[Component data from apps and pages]
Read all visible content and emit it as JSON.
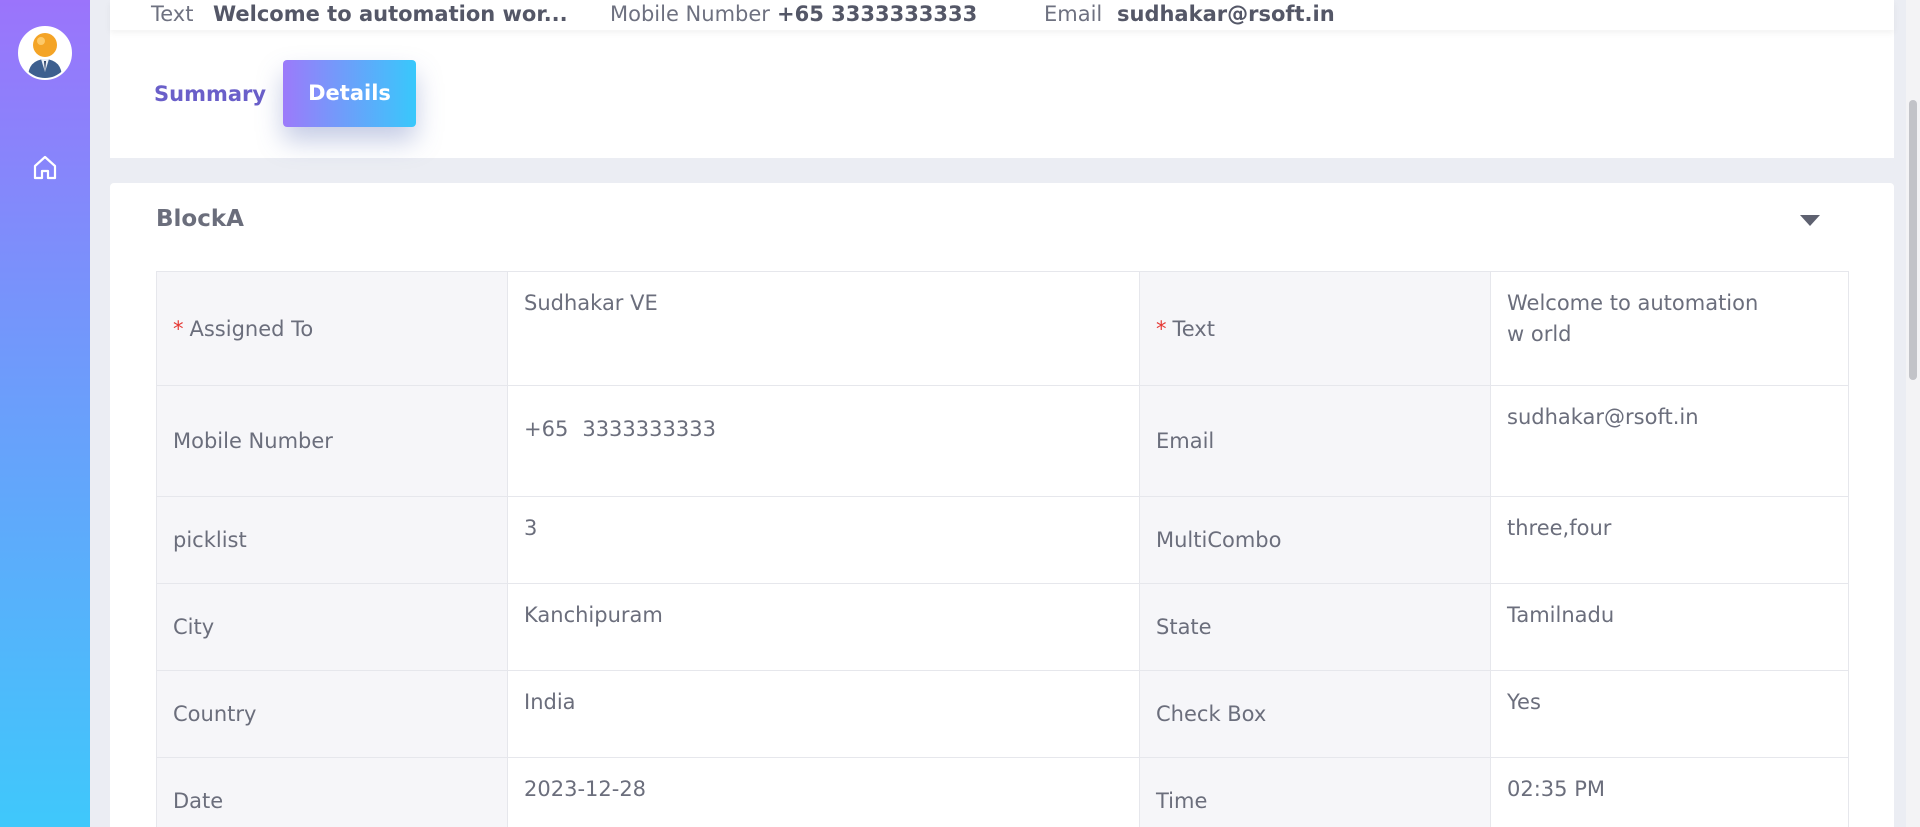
{
  "summary": {
    "text_label": "Text",
    "text_value": "Welcome to automation wor...",
    "mobile_label": "Mobile Number",
    "mobile_value": "+65 3333333333",
    "email_label": "Email",
    "email_value": "sudhakar@rsoft.in"
  },
  "tabs": {
    "summary": "Summary",
    "details": "Details"
  },
  "block": {
    "title": "BlockA",
    "required_mark": "*",
    "rows": [
      {
        "left_label": "Assigned To",
        "left_value": "Sudhakar VE",
        "right_label": "Text",
        "right_value": "Welcome to automation w orld"
      },
      {
        "left_label": "Mobile Number",
        "left_code": "+65",
        "left_value": "3333333333",
        "right_label": "Email",
        "right_value": "sudhakar@rsoft.in"
      },
      {
        "left_label": "picklist",
        "left_value": "3",
        "right_label": "MultiCombo",
        "right_value": "three,four"
      },
      {
        "left_label": "City",
        "left_value": "Kanchipuram",
        "right_label": "State",
        "right_value": "Tamilnadu"
      },
      {
        "left_label": "Country",
        "left_value": "India",
        "right_label": "Check Box",
        "right_value": "Yes"
      },
      {
        "left_label": "Date",
        "left_value": "2023-12-28",
        "right_label": "Time",
        "right_value": "02:35 PM"
      }
    ]
  },
  "icons": {
    "avatar": "user-avatar",
    "home": "home-icon",
    "collapse": "caret-down-icon"
  },
  "colors": {
    "sidebar_top": "#9b74fb",
    "sidebar_bottom": "#3fc8fb",
    "tab_active_start": "#9c7afa",
    "tab_active_end": "#38c8fb",
    "link": "#6a5fc9",
    "required": "#e53935"
  }
}
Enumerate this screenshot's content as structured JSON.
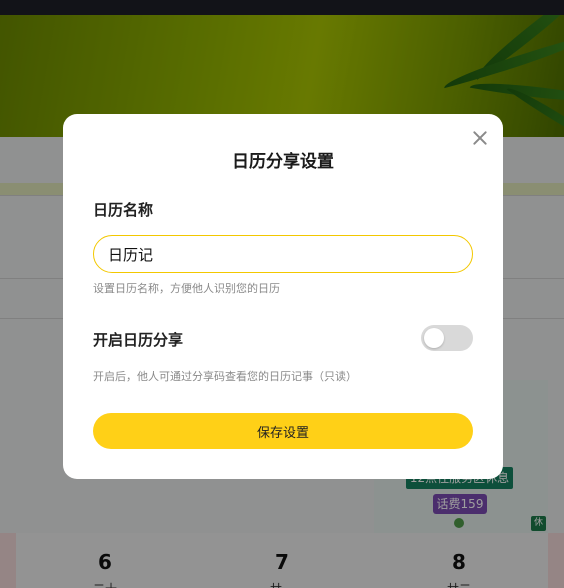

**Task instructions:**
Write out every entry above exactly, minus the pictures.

**Task solution:**
Read all visible content and emit it as JSON.
{
  "summary": {
    "text_label": "Text",
    "text_value": "Welcome to automation wor...",
    "mobile_label": "Mobile Number",
    "mobile_value": "+65 3333333333",
    "email_label": "Email",
    "email_value": "sudhakar@rsoft.in"
  },
  "tabs": {
    "summary": "Summary",
    "details": "Details"
  },
  "block": {
    "title": "BlockA",
    "required_mark": "*",
    "rows": [
      {
        "left_label": "Assigned To",
        "left_value": "Sudhakar VE",
        "right_label": "Text",
        "right_value": "Welcome to automation w orld"
      },
      {
        "left_label": "Mobile Number",
        "left_code": "+65",
        "left_value": "3333333333",
        "right_label": "Email",
        "right_value": "sudhakar@rsoft.in"
      },
      {
        "left_label": "picklist",
        "left_value": "3",
        "right_label": "MultiCombo",
        "right_value": "three,four"
      },
      {
        "left_label": "City",
        "left_value": "Kanchipuram",
        "right_label": "State",
        "right_value": "Tamilnadu"
      },
      {
        "left_label": "Country",
        "left_value": "India",
        "right_label": "Check Box",
        "right_value": "Yes"
      },
      {
        "left_label": "Date",
        "left_value": "2023-12-28",
        "right_label": "Time",
        "right_value": "02:35 PM"
      }
    ]
  },
  "icons": {
    "avatar": "user-avatar",
    "home": "home-icon",
    "collapse": "caret-down-icon"
  },
  "colors": {
    "sidebar_top": "#9b74fb",
    "sidebar_bottom": "#3fc8fb",
    "tab_active_start": "#9c7afa",
    "tab_active_end": "#38c8fb",
    "link": "#6a5fc9",
    "required": "#e53935"
  }
}
Enumerate this screenshot's content as structured JSON.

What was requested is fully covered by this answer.